— WHAT THE TASK REQUIRES —
Read the records below. Copy each line where the string "true" occurs.

— PROVIDED ENTRIES —
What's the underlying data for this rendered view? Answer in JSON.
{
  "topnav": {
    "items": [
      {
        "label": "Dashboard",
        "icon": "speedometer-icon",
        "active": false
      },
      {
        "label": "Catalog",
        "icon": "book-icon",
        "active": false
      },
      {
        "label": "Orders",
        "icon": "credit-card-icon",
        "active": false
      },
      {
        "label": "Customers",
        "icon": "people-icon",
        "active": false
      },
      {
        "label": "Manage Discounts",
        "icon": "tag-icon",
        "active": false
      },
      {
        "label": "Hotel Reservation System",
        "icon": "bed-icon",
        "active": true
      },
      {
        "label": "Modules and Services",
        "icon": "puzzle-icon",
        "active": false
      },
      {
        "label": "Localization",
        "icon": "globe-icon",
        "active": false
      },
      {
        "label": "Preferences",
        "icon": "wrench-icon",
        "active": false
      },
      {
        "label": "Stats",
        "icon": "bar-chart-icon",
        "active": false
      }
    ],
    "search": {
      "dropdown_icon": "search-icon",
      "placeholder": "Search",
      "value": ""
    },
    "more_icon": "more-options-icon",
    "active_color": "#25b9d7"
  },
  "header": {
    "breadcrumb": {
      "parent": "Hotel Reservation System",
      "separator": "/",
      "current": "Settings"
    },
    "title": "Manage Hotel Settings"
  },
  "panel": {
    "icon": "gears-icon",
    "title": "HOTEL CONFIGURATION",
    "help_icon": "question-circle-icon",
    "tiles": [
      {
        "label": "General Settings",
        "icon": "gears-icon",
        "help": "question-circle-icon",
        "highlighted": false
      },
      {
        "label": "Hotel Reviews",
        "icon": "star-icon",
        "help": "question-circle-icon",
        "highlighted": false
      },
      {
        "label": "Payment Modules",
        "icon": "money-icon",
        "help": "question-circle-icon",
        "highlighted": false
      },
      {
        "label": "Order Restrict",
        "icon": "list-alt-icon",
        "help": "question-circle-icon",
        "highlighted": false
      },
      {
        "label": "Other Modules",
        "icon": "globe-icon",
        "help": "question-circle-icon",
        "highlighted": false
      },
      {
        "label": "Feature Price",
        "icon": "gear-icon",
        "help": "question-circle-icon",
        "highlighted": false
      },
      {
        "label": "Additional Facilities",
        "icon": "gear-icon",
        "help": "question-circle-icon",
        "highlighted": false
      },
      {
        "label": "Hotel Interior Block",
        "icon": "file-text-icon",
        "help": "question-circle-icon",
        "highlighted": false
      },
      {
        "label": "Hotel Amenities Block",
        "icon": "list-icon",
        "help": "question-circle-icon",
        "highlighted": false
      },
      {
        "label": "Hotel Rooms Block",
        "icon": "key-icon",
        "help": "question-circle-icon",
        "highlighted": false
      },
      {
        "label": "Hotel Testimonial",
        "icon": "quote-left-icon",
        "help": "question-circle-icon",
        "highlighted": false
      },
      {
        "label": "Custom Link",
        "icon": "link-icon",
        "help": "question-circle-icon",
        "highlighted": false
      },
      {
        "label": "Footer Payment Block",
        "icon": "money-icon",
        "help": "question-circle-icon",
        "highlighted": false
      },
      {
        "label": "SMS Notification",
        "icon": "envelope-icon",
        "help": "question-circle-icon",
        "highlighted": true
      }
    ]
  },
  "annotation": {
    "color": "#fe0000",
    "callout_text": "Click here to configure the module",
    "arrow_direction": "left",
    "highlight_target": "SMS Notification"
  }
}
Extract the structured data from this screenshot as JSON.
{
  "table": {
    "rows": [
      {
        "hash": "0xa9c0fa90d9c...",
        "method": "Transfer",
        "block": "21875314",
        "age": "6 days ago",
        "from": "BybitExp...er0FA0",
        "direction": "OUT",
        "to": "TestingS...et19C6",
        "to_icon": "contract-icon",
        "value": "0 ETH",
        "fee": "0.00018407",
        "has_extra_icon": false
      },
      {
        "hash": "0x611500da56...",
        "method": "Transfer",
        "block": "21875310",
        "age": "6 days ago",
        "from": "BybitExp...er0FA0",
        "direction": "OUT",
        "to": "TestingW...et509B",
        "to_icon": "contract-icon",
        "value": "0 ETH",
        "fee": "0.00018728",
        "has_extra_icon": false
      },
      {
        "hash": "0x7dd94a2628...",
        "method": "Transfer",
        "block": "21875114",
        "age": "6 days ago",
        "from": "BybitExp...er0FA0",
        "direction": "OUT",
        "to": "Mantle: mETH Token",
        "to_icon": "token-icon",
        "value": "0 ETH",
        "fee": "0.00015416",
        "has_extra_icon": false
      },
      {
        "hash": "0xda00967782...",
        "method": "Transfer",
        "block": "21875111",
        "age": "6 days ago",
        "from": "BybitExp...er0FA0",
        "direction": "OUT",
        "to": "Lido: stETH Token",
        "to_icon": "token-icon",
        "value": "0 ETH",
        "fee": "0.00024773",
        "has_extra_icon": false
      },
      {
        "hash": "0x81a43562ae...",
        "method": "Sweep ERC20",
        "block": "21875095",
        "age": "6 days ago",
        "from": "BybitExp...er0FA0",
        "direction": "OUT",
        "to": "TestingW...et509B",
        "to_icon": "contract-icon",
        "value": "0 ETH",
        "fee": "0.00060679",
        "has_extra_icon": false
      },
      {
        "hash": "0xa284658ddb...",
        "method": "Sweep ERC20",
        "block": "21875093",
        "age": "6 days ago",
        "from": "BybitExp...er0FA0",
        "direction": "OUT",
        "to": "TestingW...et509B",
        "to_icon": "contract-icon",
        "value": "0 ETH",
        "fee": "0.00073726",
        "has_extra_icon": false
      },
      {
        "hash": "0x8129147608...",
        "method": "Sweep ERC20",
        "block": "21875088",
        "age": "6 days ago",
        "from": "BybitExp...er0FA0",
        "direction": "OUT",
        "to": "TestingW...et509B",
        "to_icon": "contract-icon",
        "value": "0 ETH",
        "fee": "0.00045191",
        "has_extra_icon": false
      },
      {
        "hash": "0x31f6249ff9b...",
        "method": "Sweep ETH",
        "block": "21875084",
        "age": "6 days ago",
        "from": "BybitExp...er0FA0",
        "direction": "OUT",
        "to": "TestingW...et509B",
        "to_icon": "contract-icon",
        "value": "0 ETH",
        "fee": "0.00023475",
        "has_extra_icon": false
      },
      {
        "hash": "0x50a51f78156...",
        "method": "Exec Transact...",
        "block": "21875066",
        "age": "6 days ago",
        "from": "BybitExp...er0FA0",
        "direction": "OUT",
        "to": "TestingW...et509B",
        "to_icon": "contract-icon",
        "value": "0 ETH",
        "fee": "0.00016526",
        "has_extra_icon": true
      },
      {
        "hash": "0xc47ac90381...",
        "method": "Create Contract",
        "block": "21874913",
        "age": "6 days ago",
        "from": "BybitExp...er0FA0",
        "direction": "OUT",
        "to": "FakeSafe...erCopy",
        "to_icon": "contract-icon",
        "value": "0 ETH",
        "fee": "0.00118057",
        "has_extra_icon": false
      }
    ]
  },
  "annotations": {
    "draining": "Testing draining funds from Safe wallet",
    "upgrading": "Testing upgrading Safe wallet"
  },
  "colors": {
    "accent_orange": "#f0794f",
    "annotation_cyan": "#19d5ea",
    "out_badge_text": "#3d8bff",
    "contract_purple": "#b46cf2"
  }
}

— RESULT FOR THIS EXERCISE —
        "active": true
        "highlighted": true
        "has_extra_icon": true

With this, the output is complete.